Updike’s ways of seeing

Hamish Hamilton in The Guardian on Still Looking by John Updike.

Hopperoffice2 I’ve always liked John Updike’s description, from an essay written 40 years ago, of what he most enjoyed reading. ‘I find my greatest luxury is a small book,’ he suggested, ‘between one and two hundred pages, which treats, in moderately technical language, a subject of which I was previously ignorant. I remember with great pleasure the Penguin books by Sir Leonard Woolley on his Sumerian excavations, and a treatise, in the same series, on the English badger. Lately, I read a fine study of suicide in Scandinavia.’
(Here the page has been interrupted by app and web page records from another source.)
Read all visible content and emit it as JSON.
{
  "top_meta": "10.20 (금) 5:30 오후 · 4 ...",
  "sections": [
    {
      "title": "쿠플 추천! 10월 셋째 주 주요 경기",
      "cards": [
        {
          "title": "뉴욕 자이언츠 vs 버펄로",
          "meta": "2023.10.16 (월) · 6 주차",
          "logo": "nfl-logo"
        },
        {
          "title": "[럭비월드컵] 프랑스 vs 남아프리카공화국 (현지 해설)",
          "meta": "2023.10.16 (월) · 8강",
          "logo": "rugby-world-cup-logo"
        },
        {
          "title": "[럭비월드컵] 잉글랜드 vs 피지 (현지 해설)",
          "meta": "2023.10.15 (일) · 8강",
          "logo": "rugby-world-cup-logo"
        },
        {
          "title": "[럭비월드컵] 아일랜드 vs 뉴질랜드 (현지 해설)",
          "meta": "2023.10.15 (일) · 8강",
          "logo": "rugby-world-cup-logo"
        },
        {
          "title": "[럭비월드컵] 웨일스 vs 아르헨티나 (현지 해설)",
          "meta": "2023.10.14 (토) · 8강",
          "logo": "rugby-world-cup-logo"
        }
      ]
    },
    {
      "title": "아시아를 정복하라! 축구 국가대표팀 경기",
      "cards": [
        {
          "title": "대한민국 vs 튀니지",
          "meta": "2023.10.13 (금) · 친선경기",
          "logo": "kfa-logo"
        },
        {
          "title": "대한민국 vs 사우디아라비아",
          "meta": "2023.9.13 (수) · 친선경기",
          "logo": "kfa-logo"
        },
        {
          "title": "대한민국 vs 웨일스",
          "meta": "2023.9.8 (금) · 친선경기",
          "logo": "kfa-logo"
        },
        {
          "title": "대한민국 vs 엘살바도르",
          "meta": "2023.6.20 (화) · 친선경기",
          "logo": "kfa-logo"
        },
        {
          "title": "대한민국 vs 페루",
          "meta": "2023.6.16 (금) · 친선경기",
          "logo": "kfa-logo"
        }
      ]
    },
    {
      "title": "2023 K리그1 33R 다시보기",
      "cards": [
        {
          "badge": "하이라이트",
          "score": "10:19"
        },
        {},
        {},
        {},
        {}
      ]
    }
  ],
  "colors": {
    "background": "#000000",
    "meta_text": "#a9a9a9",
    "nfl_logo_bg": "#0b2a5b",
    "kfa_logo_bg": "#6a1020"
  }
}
Updike has always been a painterly writer, or at least seeing things clearly and rendering them with precision is the beginning and the end of his formidable ambition as a novelist. No one looks quite as keenly as he has done at the surfaces of Waspish America or has as much skill in reproducing them. He brings this habit of mind to the art gallery, too, displaying a craftsman’s sense of work well done and an infectious desire to discriminate. He is, in other words, the most helpful kind of critic: he lets you know exactly what he thinks is good and bad about a painting and why.

More here.